Ronnie O'Sullivan showed why he is regarded as snooker's greatest entertainer by sprinting to a lucrative 147 break at LG Cup here yesterday. The world champion highlighted his 5-1 victory over Drew Henry with a maximum in the third frame as he became the first player into the quarter-finals. O'Sullivan, who punched the air in delight when the final black dropped, receives a £20,000 bonus, with the £7,500 for the highest break of the tournament awaiting collection as well.
O'Sullivan was at the table for 6 minutes 36 seconds, making it the second quickest 147 on record. "Money's not important to me," he said. "I don't play the game for the money. I play it for the buzz and the enjoyment and that kind of thing really gives you a buzz.
"It's got to be one of the hardest I've made. I was nervous when I made my first 147 and I was nervous out there today. It's a great achievement, like a nine-darter, and of course you're going to get tense.
"Stephen Hendry used to make 147s for fun. He raised the bar, like Tiger Woods has in golf, and now, if you get a chance, you go for it. Potting balls around the black is what you do all the time and you get proficient at it."
Only the first of O'Sullivan's five maximums in professional competition – his first arrived at the 1997 Embassy World Championship – was swifter. On that occasion he took 5min 20sec. He has now made the four fastest 147s. His perfect run during last year's Regal Scottish Open lasted 6min 40sec, and his maximum at the 1999 Regal Welsh Open took eleven seconds longer than that.
O'Sullivan's control of the cue ball was magnificent. After only a handful of reds had been sunk it was clear he had a realistic chance and he only surrendered ideal position twice. He was forced to pot the green using the rest, and after potting the blue he cut the pink to a middle pocket and dropped perfectly on the black. A few seconds later the sizeable Guild Hall crowd gave O'Sullivan a standing ovation.
O'Sullivan, who at the age of 15 knocked in a 147 break during the 1991 English Amateur Championship, could not disguise his delight. This was the 43rd maximum in professional competition, the 21st caught by television cameras and the 24th in a world-ranking tournament. Only Hendry, with eight 147s, has constructed more than O'Sullivan.
O'Sullivan believes it is only a matter of time before someone compiles two maximums in the same tournament. "I think it will definitely happen. The sponsors should put up a special prize. That would be really interesting."

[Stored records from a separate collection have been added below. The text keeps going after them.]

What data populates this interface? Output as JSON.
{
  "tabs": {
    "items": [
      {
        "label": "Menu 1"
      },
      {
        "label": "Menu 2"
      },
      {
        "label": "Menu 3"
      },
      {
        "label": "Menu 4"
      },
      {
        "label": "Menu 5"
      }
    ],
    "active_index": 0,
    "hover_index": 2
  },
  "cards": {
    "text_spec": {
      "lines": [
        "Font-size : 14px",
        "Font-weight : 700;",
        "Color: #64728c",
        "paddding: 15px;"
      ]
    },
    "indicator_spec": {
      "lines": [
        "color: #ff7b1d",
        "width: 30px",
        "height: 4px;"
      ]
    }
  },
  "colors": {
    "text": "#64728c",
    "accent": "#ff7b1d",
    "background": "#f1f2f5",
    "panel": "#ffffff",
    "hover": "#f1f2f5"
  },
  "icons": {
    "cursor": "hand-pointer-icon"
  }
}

While the match will inevitably be remembered for its third frame – the maximum was the fifth at the Guild Hall – O'Sullivan was in top gear from the outset.

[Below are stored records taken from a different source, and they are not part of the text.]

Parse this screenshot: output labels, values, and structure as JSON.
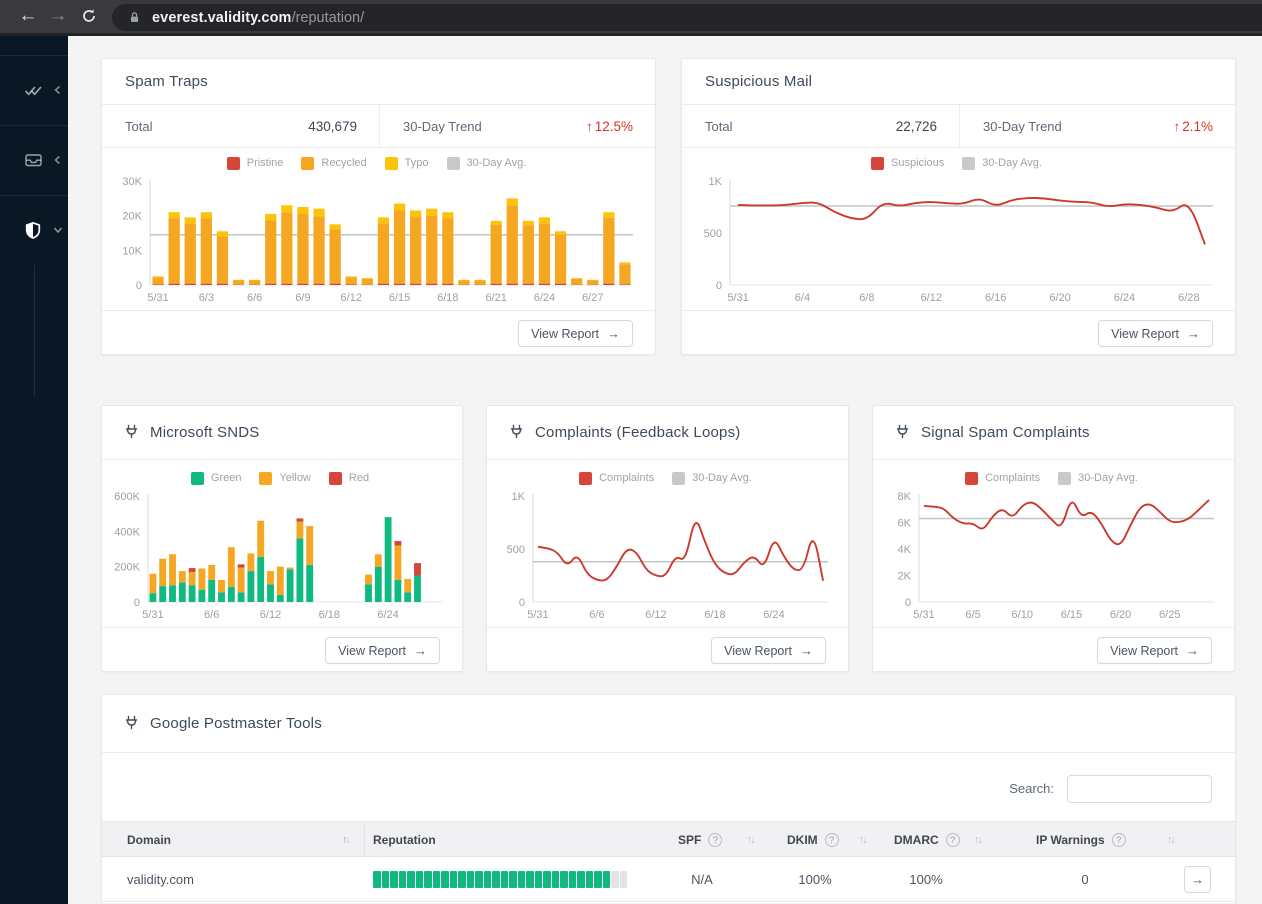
{
  "browser": {
    "url_host": "everest.validity.com",
    "url_path": "/reputation/"
  },
  "ui": {
    "view_report": "View Report",
    "arrow_right": "→",
    "trend_up": "↑",
    "help_glyph": "?",
    "sort_up": "↑",
    "sort_down": "↓"
  },
  "cards": {
    "spam_traps": {
      "title": "Spam Traps",
      "total_label": "Total",
      "total_value": "430,679",
      "trend_label": "30-Day Trend",
      "trend_value": "12.5%"
    },
    "suspicious_mail": {
      "title": "Suspicious Mail",
      "total_label": "Total",
      "total_value": "22,726",
      "trend_label": "30-Day Trend",
      "trend_value": "2.1%"
    },
    "microsoft_snds": {
      "title": "Microsoft SNDS"
    },
    "complaints_fbl": {
      "title": "Complaints (Feedback Loops)"
    },
    "signal_spam": {
      "title": "Signal Spam Complaints"
    },
    "google_postmaster": {
      "title": "Google Postmaster Tools"
    }
  },
  "chart_data": [
    {
      "id": "spam_traps",
      "type": "bar",
      "title": "Spam Traps",
      "ylim": [
        0,
        30000
      ],
      "y_ticks": [
        0,
        10000,
        20000,
        30000
      ],
      "y_tick_labels": [
        "0",
        "10K",
        "20K",
        "30K"
      ],
      "n_points": 30,
      "avg": 14500,
      "legend_position": "top-center",
      "grid": false,
      "x_labels": [
        "5/31",
        "6/3",
        "6/6",
        "6/9",
        "6/12",
        "6/15",
        "6/18",
        "6/21",
        "6/24",
        "6/27"
      ],
      "x_tick_positions": [
        0,
        3,
        6,
        9,
        12,
        15,
        18,
        21,
        24,
        27
      ],
      "legend": [
        {
          "label": "Pristine",
          "color": "#D6453A"
        },
        {
          "label": "Recycled",
          "color": "#F5A623"
        },
        {
          "label": "Typo",
          "color": "#FDC30A"
        },
        {
          "label": "30-Day Avg.",
          "color": "#C9C9C9"
        }
      ],
      "series": [
        {
          "name": "Pristine",
          "color": "#D6453A",
          "values": [
            150,
            400,
            400,
            400,
            400,
            100,
            100,
            400,
            400,
            400,
            400,
            400,
            150,
            100,
            400,
            400,
            400,
            400,
            400,
            100,
            100,
            400,
            400,
            400,
            400,
            400,
            100,
            100,
            400,
            200
          ]
        },
        {
          "name": "Recycled",
          "color": "#F5A623",
          "values": [
            2050,
            18800,
            17300,
            18800,
            13600,
            1200,
            1200,
            18300,
            20600,
            20200,
            19400,
            15600,
            2050,
            1650,
            17400,
            21100,
            19200,
            19700,
            18800,
            1200,
            1200,
            16900,
            22600,
            16800,
            17300,
            14100,
            1650,
            1200,
            19000,
            5800
          ]
        },
        {
          "name": "Typo",
          "color": "#FDC30A",
          "values": [
            300,
            1800,
            1800,
            1800,
            1500,
            200,
            200,
            1800,
            2000,
            1900,
            2200,
            1500,
            300,
            250,
            1700,
            2000,
            1900,
            1900,
            1800,
            200,
            200,
            1200,
            2000,
            1300,
            1800,
            1000,
            250,
            200,
            1600,
            500
          ]
        }
      ]
    },
    {
      "id": "suspicious_mail",
      "type": "line",
      "title": "Suspicious Mail",
      "ylim": [
        0,
        1000
      ],
      "y_ticks": [
        0,
        500,
        1000
      ],
      "y_tick_labels": [
        "0",
        "500",
        "1K"
      ],
      "n_points": 30,
      "avg": 760,
      "legend_position": "top-center",
      "grid": false,
      "x_labels": [
        "5/31",
        "6/4",
        "6/8",
        "6/12",
        "6/16",
        "6/20",
        "6/24",
        "6/28"
      ],
      "x_tick_positions": [
        0,
        4,
        8,
        12,
        16,
        20,
        24,
        28
      ],
      "legend": [
        {
          "label": "Suspicious",
          "color": "#D6453A"
        },
        {
          "label": "30-Day Avg.",
          "color": "#C9C9C9"
        }
      ],
      "series": [
        {
          "name": "Suspicious",
          "color": "#CC3A2E",
          "values": [
            770,
            765,
            765,
            768,
            790,
            795,
            700,
            640,
            625,
            800,
            755,
            790,
            800,
            785,
            778,
            840,
            752,
            820,
            838,
            835,
            810,
            800,
            795,
            750,
            778,
            772,
            745,
            700,
            810,
            390
          ]
        }
      ]
    },
    {
      "id": "microsoft_snds",
      "type": "bar",
      "title": "Microsoft SNDS",
      "ylim": [
        0,
        600000
      ],
      "y_ticks": [
        0,
        200000,
        400000,
        600000
      ],
      "y_tick_labels": [
        "0",
        "200K",
        "400K",
        "600K"
      ],
      "n_points": 30,
      "avg": null,
      "legend_position": "top-center",
      "grid": false,
      "x_labels": [
        "5/31",
        "6/6",
        "6/12",
        "6/18",
        "6/24"
      ],
      "x_tick_positions": [
        0,
        6,
        12,
        18,
        24
      ],
      "legend": [
        {
          "label": "Green",
          "color": "#10B981"
        },
        {
          "label": "Yellow",
          "color": "#F5A623"
        },
        {
          "label": "Red",
          "color": "#D6453A"
        }
      ],
      "series": [
        {
          "name": "Green",
          "color": "#10B981",
          "values": [
            50000,
            90000,
            95000,
            110000,
            95000,
            70000,
            125000,
            55000,
            85000,
            55000,
            175000,
            255000,
            100000,
            40000,
            185000,
            360000,
            210000,
            0,
            0,
            0,
            0,
            0,
            100000,
            200000,
            480000,
            125000,
            55000,
            150000,
            0,
            0
          ]
        },
        {
          "name": "Yellow",
          "color": "#F5A623",
          "values": [
            110000,
            155000,
            175000,
            65000,
            75000,
            120000,
            85000,
            70000,
            225000,
            140000,
            100000,
            205000,
            75000,
            160000,
            10000,
            95000,
            220000,
            0,
            0,
            0,
            0,
            0,
            55000,
            70000,
            0,
            195000,
            75000,
            0,
            0,
            0
          ]
        },
        {
          "name": "Red",
          "color": "#D6453A",
          "values": [
            0,
            0,
            0,
            0,
            22000,
            0,
            0,
            0,
            0,
            18000,
            0,
            0,
            0,
            0,
            0,
            18000,
            0,
            0,
            0,
            0,
            0,
            0,
            0,
            0,
            0,
            25000,
            0,
            70000,
            0,
            0
          ]
        }
      ]
    },
    {
      "id": "complaints_fbl",
      "type": "line",
      "title": "Complaints (Feedback Loops)",
      "ylim": [
        0,
        1000
      ],
      "y_ticks": [
        0,
        500,
        1000
      ],
      "y_tick_labels": [
        "0",
        "500",
        "1K"
      ],
      "n_points": 30,
      "avg": 380,
      "legend_position": "top-center",
      "grid": false,
      "x_labels": [
        "5/31",
        "6/6",
        "6/12",
        "6/18",
        "6/24"
      ],
      "x_tick_positions": [
        0,
        6,
        12,
        18,
        24
      ],
      "legend": [
        {
          "label": "Complaints",
          "color": "#D6453A"
        },
        {
          "label": "30-Day Avg.",
          "color": "#C9C9C9"
        }
      ],
      "series": [
        {
          "name": "Complaints",
          "color": "#CC3A2E",
          "values": [
            520,
            510,
            470,
            330,
            460,
            260,
            205,
            200,
            330,
            505,
            480,
            300,
            245,
            240,
            440,
            380,
            830,
            560,
            350,
            270,
            255,
            380,
            440,
            310,
            620,
            430,
            300,
            300,
            680,
            200
          ]
        }
      ]
    },
    {
      "id": "signal_spam",
      "type": "line",
      "title": "Signal Spam Complaints",
      "ylim": [
        0,
        8000
      ],
      "y_ticks": [
        0,
        2000,
        4000,
        6000,
        8000
      ],
      "y_tick_labels": [
        "0",
        "2K",
        "4K",
        "6K",
        "8K"
      ],
      "n_points": 30,
      "avg": 6300,
      "legend_position": "top-center",
      "grid": false,
      "x_labels": [
        "5/31",
        "6/5",
        "6/10",
        "6/15",
        "6/20",
        "6/25"
      ],
      "x_tick_positions": [
        0,
        5,
        10,
        15,
        20,
        25
      ],
      "legend": [
        {
          "label": "Complaints",
          "color": "#D6453A"
        },
        {
          "label": "30-Day Avg.",
          "color": "#C9C9C9"
        }
      ],
      "series": [
        {
          "name": "Complaints",
          "color": "#CC3A2E",
          "values": [
            7250,
            7200,
            7100,
            6300,
            5900,
            5950,
            5350,
            6500,
            7100,
            6300,
            7300,
            7600,
            7000,
            6200,
            5500,
            8000,
            6350,
            6900,
            6000,
            4600,
            4200,
            5800,
            7200,
            7450,
            6800,
            6050,
            6000,
            6300,
            7000,
            7700
          ]
        }
      ]
    }
  ],
  "table": {
    "search_label": "Search:",
    "search_value": "",
    "headers": [
      {
        "label": "Domain"
      },
      {
        "label": "Reputation"
      },
      {
        "label": "SPF"
      },
      {
        "label": "DKIM"
      },
      {
        "label": "DMARC"
      },
      {
        "label": "IP Warnings"
      }
    ],
    "rows": [
      {
        "domain": "validity.com",
        "reputation_filled": 28,
        "reputation_total": 30,
        "spf": "N/A",
        "dkim": "100%",
        "dmarc": "100%",
        "ip_warnings": "0"
      }
    ]
  },
  "colors": {
    "green": "#10B981",
    "orange": "#F5A623",
    "yellow": "#FDC30A",
    "red": "#D6453A",
    "avg_gray": "#C2C4C6",
    "trend_red": "#D93425",
    "segment_empty": "#E3E4E6"
  }
}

Breaks of 75 and 78 saw him cruise through the opening two frames, his 147 followed in the third, and he stole the fourth on the black with a 38 clearance .
Stephen Henry, the second-round conqueror of Jimmy White, avoided the whitewash but O'Sullivan fluked the green in frame six to complete a 90-minute win.
Hendry bounced back from his poor form to beat Mark Davis 5-1 to reach the last 16. A fortnight ago Hendry described his form as "disgraceful," after losing 5-1 to Anthony Davies in his opening match at the British Open.
But continued consultations with another former world champion, Terry Griffiths, who has recently struck up a coaching partnership with Hendry, paid rich dividends on the Scot's return to competition.
"It was obviously night and day compared with how I played at the British Open," admitted the 32-year-old, who has gone two years since adding to his record total of 32 world-ranking event victories.
"The level of my performance was so much better and that applies to my attitude as well. I've been working hard with Terry on a lot of things, on and off the table, and I'm sure it will pay off."Reuse content